▶ _Task to complete_: Without the pictures, output the records below word for word.

Provided material below:

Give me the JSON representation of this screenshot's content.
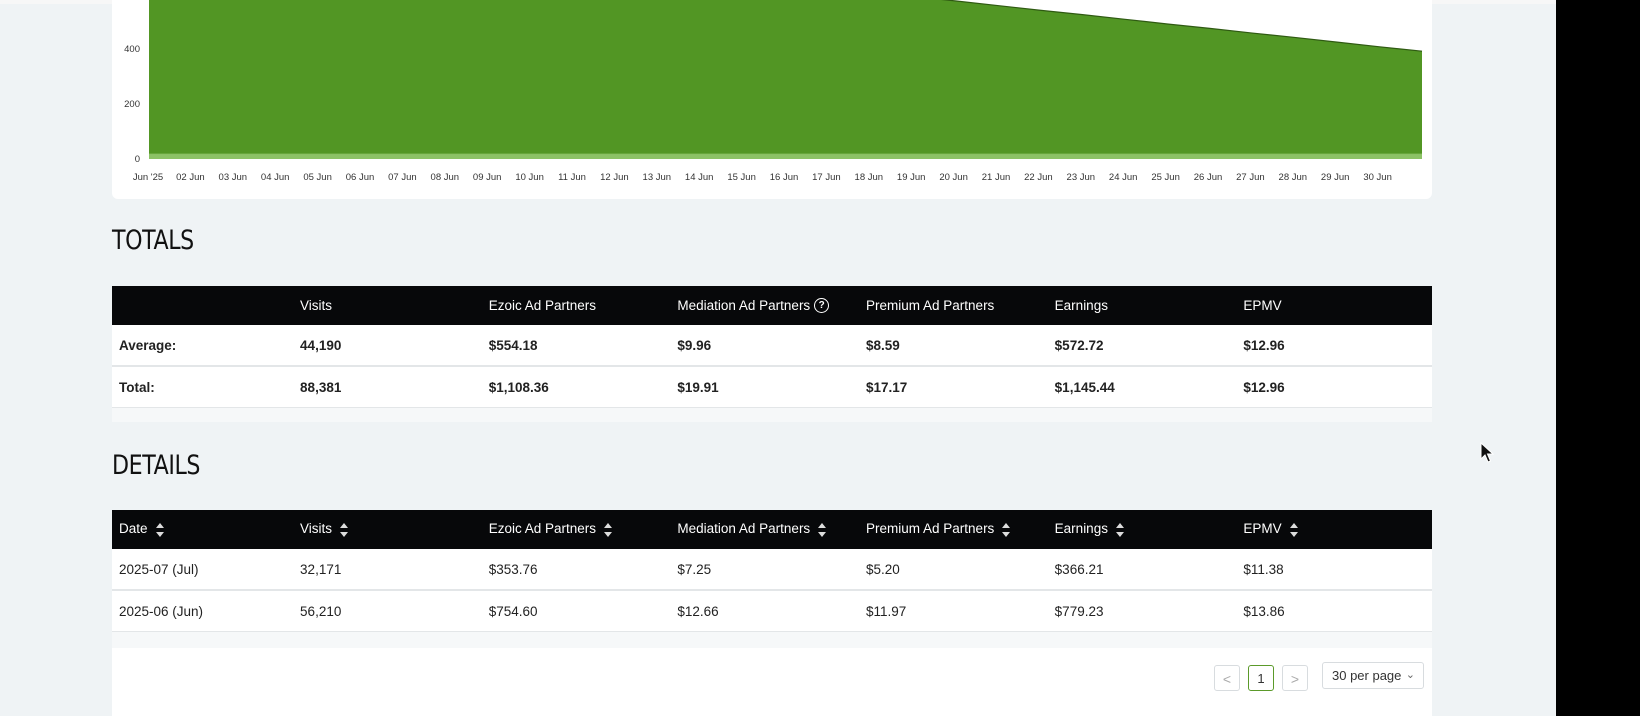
{
  "chart_data": {
    "type": "area",
    "x_tick_labels": [
      "Jun '25",
      "02 Jun",
      "03 Jun",
      "04 Jun",
      "05 Jun",
      "06 Jun",
      "07 Jun",
      "08 Jun",
      "09 Jun",
      "10 Jun",
      "11 Jun",
      "12 Jun",
      "13 Jun",
      "14 Jun",
      "15 Jun",
      "16 Jun",
      "17 Jun",
      "18 Jun",
      "19 Jun",
      "20 Jun",
      "21 Jun",
      "22 Jun",
      "23 Jun",
      "24 Jun",
      "25 Jun",
      "26 Jun",
      "27 Jun",
      "28 Jun",
      "29 Jun",
      "30 Jun"
    ],
    "y_tick_labels": [
      "0",
      "200",
      "400"
    ],
    "ylim": [
      0,
      600
    ],
    "series": [
      {
        "color": "#8cc266",
        "values": [
          20,
          20,
          20,
          20,
          20,
          20,
          20,
          20,
          20,
          20,
          20,
          20,
          20,
          20,
          20,
          20,
          20,
          20,
          20,
          20,
          20,
          20,
          20,
          20,
          20,
          20,
          20,
          20,
          20,
          20,
          20
        ]
      },
      {
        "color": "#529624",
        "values": [
          600,
          600,
          600,
          600,
          600,
          600,
          600,
          600,
          600,
          600,
          600,
          600,
          600,
          600,
          600,
          600,
          600,
          588,
          571,
          555,
          538,
          521,
          505,
          488,
          471,
          455,
          438,
          422,
          405,
          388,
          372
        ]
      }
    ]
  },
  "totals": {
    "title": "TOTALS",
    "headers": [
      "",
      "Visits",
      "Ezoic Ad Partners",
      "Mediation Ad Partners",
      "Premium Ad Partners",
      "Earnings",
      "EPMV"
    ],
    "rows": [
      [
        "Average:",
        "44,190",
        "$554.18",
        "$9.96",
        "$8.59",
        "$572.72",
        "$12.96"
      ],
      [
        "Total:",
        "88,381",
        "$1,108.36",
        "$19.91",
        "$17.17",
        "$1,145.44",
        "$12.96"
      ]
    ]
  },
  "details": {
    "title": "DETAILS",
    "headers": [
      "Date",
      "Visits",
      "Ezoic Ad Partners",
      "Mediation Ad Partners",
      "Premium Ad Partners",
      "Earnings",
      "EPMV"
    ],
    "rows": [
      [
        "2025-07 (Jul)",
        "32,171",
        "$353.76",
        "$7.25",
        "$5.20",
        "$366.21",
        "$11.38"
      ],
      [
        "2025-06 (Jun)",
        "56,210",
        "$754.60",
        "$12.66",
        "$11.97",
        "$779.23",
        "$13.86"
      ]
    ]
  },
  "pagination": {
    "prev": "<",
    "current": "1",
    "next": ">",
    "per_page": "30 per page"
  },
  "colors": {
    "header_bg": "#07080a",
    "chart_main": "#529624",
    "chart_base": "#8cc266",
    "accent": "#5b9a2a"
  }
}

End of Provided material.

▶ _Task solution_:
Give me the JSON representation of this screenshot's content.
{
  "chart_data": {
    "type": "area",
    "x_tick_labels": [
      "Jun '25",
      "02 Jun",
      "03 Jun",
      "04 Jun",
      "05 Jun",
      "06 Jun",
      "07 Jun",
      "08 Jun",
      "09 Jun",
      "10 Jun",
      "11 Jun",
      "12 Jun",
      "13 Jun",
      "14 Jun",
      "15 Jun",
      "16 Jun",
      "17 Jun",
      "18 Jun",
      "19 Jun",
      "20 Jun",
      "21 Jun",
      "22 Jun",
      "23 Jun",
      "24 Jun",
      "25 Jun",
      "26 Jun",
      "27 Jun",
      "28 Jun",
      "29 Jun",
      "30 Jun"
    ],
    "y_tick_labels": [
      "0",
      "200",
      "400"
    ],
    "ylim": [
      0,
      600
    ],
    "series": [
      {
        "color": "#8cc266",
        "values": [
          20,
          20,
          20,
          20,
          20,
          20,
          20,
          20,
          20,
          20,
          20,
          20,
          20,
          20,
          20,
          20,
          20,
          20,
          20,
          20,
          20,
          20,
          20,
          20,
          20,
          20,
          20,
          20,
          20,
          20,
          20
        ]
      },
      {
        "color": "#529624",
        "values": [
          600,
          600,
          600,
          600,
          600,
          600,
          600,
          600,
          600,
          600,
          600,
          600,
          600,
          600,
          600,
          600,
          600,
          588,
          571,
          555,
          538,
          521,
          505,
          488,
          471,
          455,
          438,
          422,
          405,
          388,
          372
        ]
      }
    ]
  },
  "totals": {
    "title": "TOTALS",
    "headers": [
      "",
      "Visits",
      "Ezoic Ad Partners",
      "Mediation Ad Partners",
      "Premium Ad Partners",
      "Earnings",
      "EPMV"
    ],
    "rows": [
      [
        "Average:",
        "44,190",
        "$554.18",
        "$9.96",
        "$8.59",
        "$572.72",
        "$12.96"
      ],
      [
        "Total:",
        "88,381",
        "$1,108.36",
        "$19.91",
        "$17.17",
        "$1,145.44",
        "$12.96"
      ]
    ]
  },
  "details": {
    "title": "DETAILS",
    "headers": [
      "Date",
      "Visits",
      "Ezoic Ad Partners",
      "Mediation Ad Partners",
      "Premium Ad Partners",
      "Earnings",
      "EPMV"
    ],
    "rows": [
      [
        "2025-07 (Jul)",
        "32,171",
        "$353.76",
        "$7.25",
        "$5.20",
        "$366.21",
        "$11.38"
      ],
      [
        "2025-06 (Jun)",
        "56,210",
        "$754.60",
        "$12.66",
        "$11.97",
        "$779.23",
        "$13.86"
      ]
    ]
  },
  "pagination": {
    "prev": "<",
    "current": "1",
    "next": ">",
    "per_page": "30 per page"
  },
  "colors": {
    "header_bg": "#07080a",
    "chart_main": "#529624",
    "chart_base": "#8cc266",
    "accent": "#5b9a2a"
  }
}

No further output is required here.